In order to guarantee the development of smart tools in precision farming closely related to agricultural practices in Luxembourg, research project partners and GEOCOPTIX will enhance their cooperation in the coming years.
Results have been presented under presence of Fernand Etgen (Ministre de l’Agriculture) and Carole Dieschbourg (Ministre de l’Environnement).
 
Michael Eickermann
added an update
Since sowing in last week of August, all data-sets have been collected now for closing the autumn season in 2017, including: plant growth parameters, LAI, insect pest occurrence, soil sampling as well as weed detection and weed species identification in the different cropping systems in the EFFO Experiment. Data-sets will now be analysed and presented at the official EFFO-Expert-Talk end of November.
Picture description: larvae of the turnip sawfly (Athalia rosae) on leaves of oilseed rape. In the last years, the number of individuals of A. rosae is increasing in Luxembourg.
 
Michael Eickermann
added an update
Next to the original research objectives, we have added a remote sense approach for identifying weed species in oilseed rape. First experiments have been done successfully this autumn.
 
Juergen Junk
added an update
Juergen Junk
added a project goal

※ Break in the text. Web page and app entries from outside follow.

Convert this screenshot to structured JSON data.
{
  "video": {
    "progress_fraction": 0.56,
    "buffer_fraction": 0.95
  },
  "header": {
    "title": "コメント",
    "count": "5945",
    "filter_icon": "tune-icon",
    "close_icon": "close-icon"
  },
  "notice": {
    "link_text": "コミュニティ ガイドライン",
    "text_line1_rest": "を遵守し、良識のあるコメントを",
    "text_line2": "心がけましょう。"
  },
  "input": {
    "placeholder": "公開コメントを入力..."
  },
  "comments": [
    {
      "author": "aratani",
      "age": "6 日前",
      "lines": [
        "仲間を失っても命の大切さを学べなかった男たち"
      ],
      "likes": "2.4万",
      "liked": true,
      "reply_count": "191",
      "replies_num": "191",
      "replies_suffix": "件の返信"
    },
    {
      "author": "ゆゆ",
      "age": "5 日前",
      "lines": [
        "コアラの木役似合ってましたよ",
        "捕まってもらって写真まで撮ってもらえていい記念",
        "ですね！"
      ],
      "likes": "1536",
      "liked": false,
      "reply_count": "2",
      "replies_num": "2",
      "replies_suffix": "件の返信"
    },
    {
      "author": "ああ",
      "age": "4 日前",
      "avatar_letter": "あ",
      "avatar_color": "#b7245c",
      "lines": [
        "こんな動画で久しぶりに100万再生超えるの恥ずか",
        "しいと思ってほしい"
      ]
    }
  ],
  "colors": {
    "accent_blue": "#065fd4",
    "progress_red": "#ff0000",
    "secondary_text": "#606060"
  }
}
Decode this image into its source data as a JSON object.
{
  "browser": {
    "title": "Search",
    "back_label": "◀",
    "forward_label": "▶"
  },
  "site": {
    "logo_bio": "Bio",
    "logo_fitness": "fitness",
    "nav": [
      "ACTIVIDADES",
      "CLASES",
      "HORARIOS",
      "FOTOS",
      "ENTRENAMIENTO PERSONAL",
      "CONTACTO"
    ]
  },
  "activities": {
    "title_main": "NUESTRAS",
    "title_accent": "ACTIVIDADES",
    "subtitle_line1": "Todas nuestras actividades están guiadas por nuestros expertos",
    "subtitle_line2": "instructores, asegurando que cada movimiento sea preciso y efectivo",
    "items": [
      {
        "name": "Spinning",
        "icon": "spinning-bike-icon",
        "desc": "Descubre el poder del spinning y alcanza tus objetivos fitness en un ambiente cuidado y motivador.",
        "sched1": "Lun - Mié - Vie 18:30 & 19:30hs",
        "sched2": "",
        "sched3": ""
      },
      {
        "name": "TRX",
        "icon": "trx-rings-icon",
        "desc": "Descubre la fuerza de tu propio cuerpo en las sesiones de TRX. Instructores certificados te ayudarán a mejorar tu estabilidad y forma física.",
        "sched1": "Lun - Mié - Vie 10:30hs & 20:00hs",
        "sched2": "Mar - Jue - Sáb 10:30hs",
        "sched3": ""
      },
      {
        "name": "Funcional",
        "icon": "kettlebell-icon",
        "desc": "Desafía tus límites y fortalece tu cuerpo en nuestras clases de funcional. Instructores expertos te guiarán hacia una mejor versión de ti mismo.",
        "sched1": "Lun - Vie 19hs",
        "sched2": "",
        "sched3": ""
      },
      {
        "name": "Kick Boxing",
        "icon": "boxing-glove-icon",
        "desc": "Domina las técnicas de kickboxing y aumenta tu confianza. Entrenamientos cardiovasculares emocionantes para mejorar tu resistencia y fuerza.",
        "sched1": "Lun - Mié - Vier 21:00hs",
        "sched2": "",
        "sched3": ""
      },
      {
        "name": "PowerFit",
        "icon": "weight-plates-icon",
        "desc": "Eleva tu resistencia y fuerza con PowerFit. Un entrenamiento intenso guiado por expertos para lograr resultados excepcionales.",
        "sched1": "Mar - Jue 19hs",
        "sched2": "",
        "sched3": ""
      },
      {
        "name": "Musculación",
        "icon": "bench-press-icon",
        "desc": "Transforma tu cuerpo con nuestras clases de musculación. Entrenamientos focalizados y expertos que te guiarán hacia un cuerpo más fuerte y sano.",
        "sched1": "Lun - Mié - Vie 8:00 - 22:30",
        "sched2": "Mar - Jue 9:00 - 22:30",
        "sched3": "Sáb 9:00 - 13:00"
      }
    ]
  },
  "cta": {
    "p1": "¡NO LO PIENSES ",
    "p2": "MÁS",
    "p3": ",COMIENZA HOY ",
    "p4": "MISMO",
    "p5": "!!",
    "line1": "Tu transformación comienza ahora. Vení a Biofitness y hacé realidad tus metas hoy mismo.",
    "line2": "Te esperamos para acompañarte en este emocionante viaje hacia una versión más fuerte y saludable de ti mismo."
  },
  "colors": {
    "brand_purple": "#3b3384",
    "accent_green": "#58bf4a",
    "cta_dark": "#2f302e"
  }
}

Winter oilseed rape is an important crop in Luxembourg grown on 5000 ha on average per year. The main advantages of cultivating oilseed rape are: (1) reliable yields of approx. 42 dt/ha (2) importance as a break crop in cereal-based rotations (3) importance as a food resource for insects and (4) continuous soil cover throughout the year to prevent soil erosion. On the negative side, the production of winter oilseed rape (WOSR) is characterized by intense usage of fertilizers and pesticides. Based on regular ground and surface water-analysis, a high level of contamination by transformation products of WOSR specific herbicide compounds were found in Luxembourg. Therefore, scientific, administrational and advisory institutions of the agriculture business defined a multi-site multi annual collaborative project - EFFO. The objectives are: (1) to identify suitable cropping techniques to reduce the amount of highly mobile herbicides and transformation products used in WOSR and (2) to explore the potential substitutes as oil producing crops e.g. false-flax.